Indian Journal of Occupational and Environmental Medicine   Official publication of Indian Association of  0ccupational  Health  
 Print this page Email this page   Small font sizeDefault font sizeIncrease font size
 Users Online:1095

  IAOH | Subscription | e-Alerts | Feedback | Login 

Home About us Current Issue Archives Search Instructions
   Next article
   Previous article
   Table of Contents

   Similar in PUBMED
     Search Pubmed for
     Search in Google Scholar for
   Related articles
    Citation Manager
    Access Statistics
    Reader Comments
    Email Alert *
    Add to My List *
 * Requires registration (Free)

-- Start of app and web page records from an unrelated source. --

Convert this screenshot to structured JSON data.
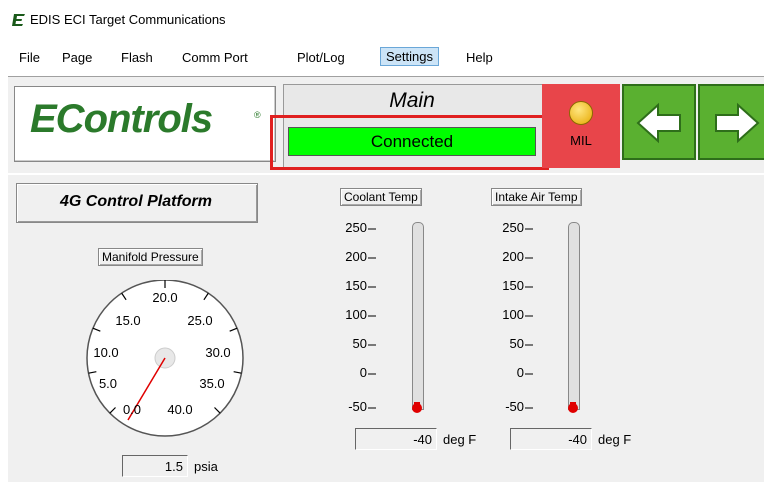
{
  "window": {
    "title": "EDIS ECI Target Communications",
    "app_icon": "e-logo-icon"
  },
  "menu": {
    "items": [
      {
        "label": "File"
      },
      {
        "label": "Page"
      },
      {
        "label": "Flash"
      },
      {
        "label": "Comm Port"
      },
      {
        "label": "Plot/Log"
      },
      {
        "label": "Settings"
      },
      {
        "label": "Help"
      }
    ],
    "selected": "Settings"
  },
  "header": {
    "logo_text": "EControls",
    "logo_reg": "®",
    "screen_title": "Main",
    "connection_status": "Connected",
    "connection_status_color": "#00ff00",
    "mil_label": "MIL",
    "mil_color": "#e6a800",
    "nav": {
      "back_icon": "arrow-left-icon",
      "forward_icon": "arrow-right-icon"
    }
  },
  "platform_label": "4G Control Platform",
  "manifold_pressure": {
    "caption": "Manifold Pressure",
    "scale_labels": [
      "0.0",
      "5.0",
      "10.0",
      "15.0",
      "20.0",
      "25.0",
      "30.0",
      "35.0",
      "40.0"
    ],
    "value": "1.5",
    "unit": "psia"
  },
  "coolant_temp": {
    "caption": "Coolant Temp",
    "scale_labels": [
      "250",
      "200",
      "150",
      "100",
      "50",
      "0",
      "-50"
    ],
    "value": "-40",
    "unit": "deg F"
  },
  "intake_air_temp": {
    "caption": "Intake Air Temp",
    "scale_labels": [
      "250",
      "200",
      "150",
      "100",
      "50",
      "0",
      "-50"
    ],
    "value": "-40",
    "unit": "deg F"
  },
  "colors": {
    "accent_green": "#5ab030",
    "logo_green": "#2b7a2b",
    "highlight_red": "#e02020",
    "mil_bg": "#e8454a"
  }
}
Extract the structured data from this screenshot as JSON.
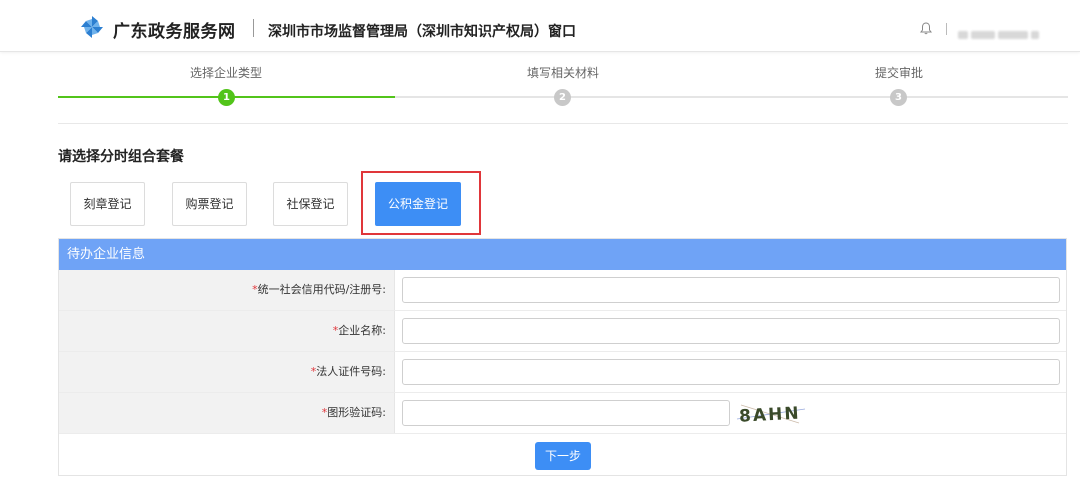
{
  "header": {
    "site_name": "广东政务服务网",
    "window_title": "深圳市市场监督管理局（深圳市知识产权局）窗口",
    "icons": {
      "logo": "pinwheel-logo-icon",
      "notification": "bell-icon"
    },
    "colors": {
      "logo_blue": "#2c7fd1"
    }
  },
  "steps": {
    "items": [
      {
        "label": "选择企业类型",
        "number": "1",
        "status": "active"
      },
      {
        "label": "填写相关材料",
        "number": "2",
        "status": "pending"
      },
      {
        "label": "提交审批",
        "number": "3",
        "status": "pending"
      }
    ],
    "colors": {
      "active": "#52c41a",
      "pending": "#c8c8c8",
      "line_pending": "#e5e5e5"
    }
  },
  "packages": {
    "title": "请选择分时组合套餐",
    "items": [
      {
        "label": "刻章登记",
        "selected": false
      },
      {
        "label": "购票登记",
        "selected": false
      },
      {
        "label": "社保登记",
        "selected": false
      },
      {
        "label": "公积金登记",
        "selected": true
      }
    ]
  },
  "form": {
    "panel_title": "待办企业信息",
    "fields": [
      {
        "required_mark": "*",
        "label": "统一社会信用代码/注册号:",
        "value": ""
      },
      {
        "required_mark": "*",
        "label": "企业名称:",
        "value": ""
      },
      {
        "required_mark": "*",
        "label": "法人证件号码:",
        "value": ""
      },
      {
        "required_mark": "*",
        "label": "图形验证码:",
        "value": ""
      }
    ],
    "captcha_text": "8AHN",
    "next_label": "下一步",
    "colors": {
      "panel_header": "#6fa3f6",
      "primary": "#3d8ef5",
      "required": "#e0363a",
      "highlight": "#e0363a"
    }
  }
}
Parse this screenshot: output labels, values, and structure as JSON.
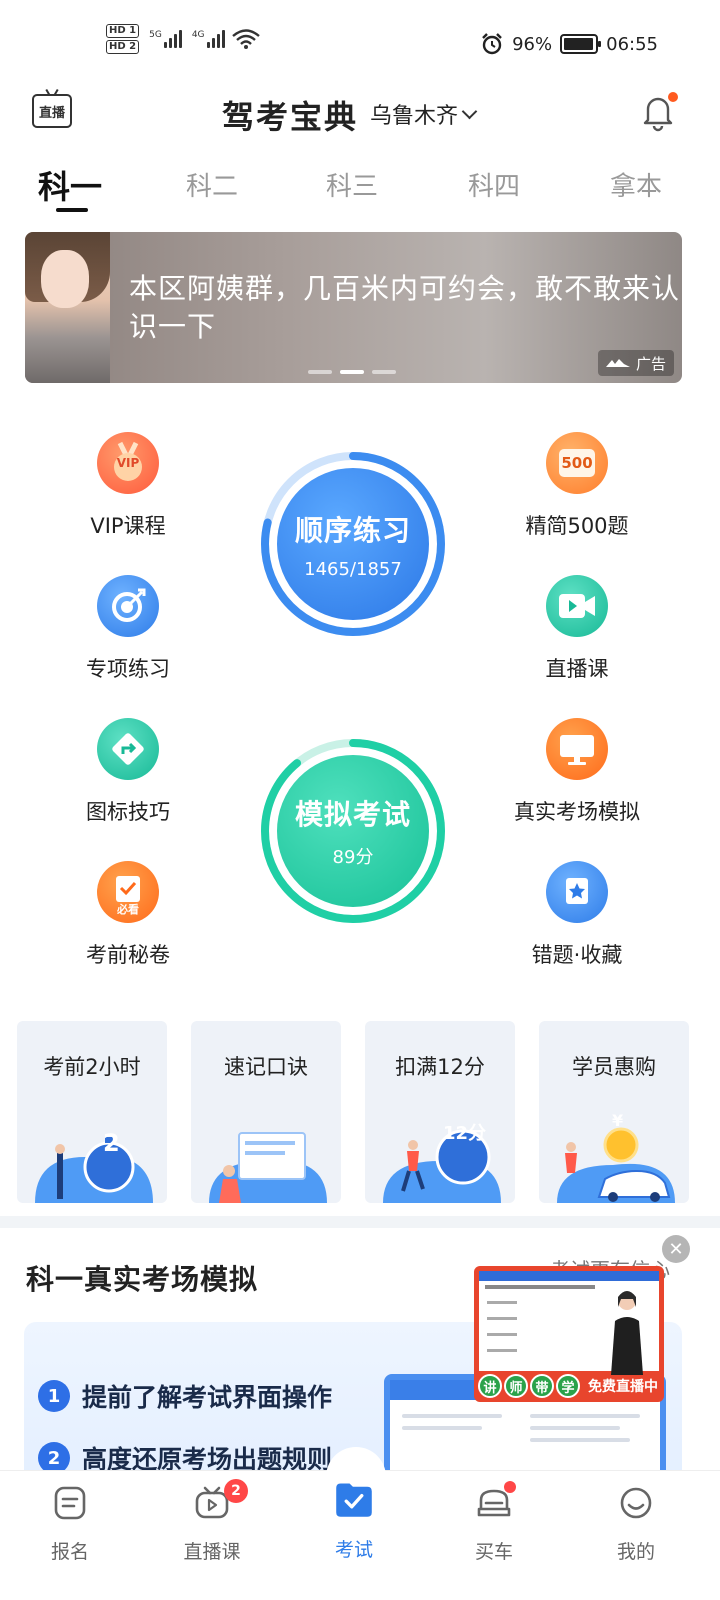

 Article Access Statistics
    PDF Downloaded155    
    Comments [Add]    
    Cited by others 4    

Recommend this journal


Year : 2011  |  Volume : 15  |  Issue : 3  |  Page : 104-108

Incidence of silicosis in flourmill workers

1 Department of Chest Medicine and E.P.R.C, Seth G.S. Medical College and K.E.M. Hospital, Parel, Mumbai, India
2 Department of Radiology, Seth G.S. Medical College and K.E.M. Hospital, Parel, Mumbai, India
3 ICMR Student Research Fellow, Seth G.S. Medical College and K.E.M. Hospital, Parel, Mumbai, India

Correspondence Address:
Amita Athavale
Ground Floor, Department of Chest Medicine and EPRC, CVTC Building, K.E.M. Hospital, Parel, Mumbai - 400012
Login to access the Email id

Source of Support: Indian Council of Medical Research, Conflict of Interest: None

DOI: 10.4103/0019-5278.93199

Rights and Permissions

Background: Silicosis is an ancient occupational illness reported in silica mill workers, agate stone workers, slate pen workers and mining industry. However its association in flour mill workers has not been established. Aims: To study the incidence of silicosis and respiratory morbidity in flour mill workers. Settings and Design: A prospective study of 56 flour mill workers working with open silica grinding stones was undertaken. Materials and Methods: 56 flour mill workers who volunteered following information regarding the study purpose were recruited from the community. Detailed clinical and occupational history, lung functions, chest x-ray, and high resolution computed tomography (HRCT) were done. Diagnosis was made on the basis of radiological findings. Statistical Analysis: Data analysis was done with the help of the statistical package for social sciences software. The Chi-square test was used for determining the relationship between qualitative data and descriptive statistics was used where required. Results: 93% had respiratory symptoms that included cough (66.1%), dyspnea (75%), chest pain (17.1%), and rhinorrhea (46.4%). Radiological abnormalities were noted in chest X-ray (60.7%) and HRCT (81.48%). A significant correlation was seen between duration of exposure and HRCT abnormalities. Lung functions revealed obstruction in 28.5% subjects, restriction in 19%, mixed ventilatory defects in 21.4%, while 18.9% had a reduced diffusion capacity. Conclusion: Incidence of silicosis in our study on flour mill workers working with silica containing grinding stones was 30.4%. They had high respiratory morbidity (93%) cough and dyspnea being predominant symptoms. Duration of exposure correlates with radiological findings and increased incidence of silicosis.


Print this article     Email this article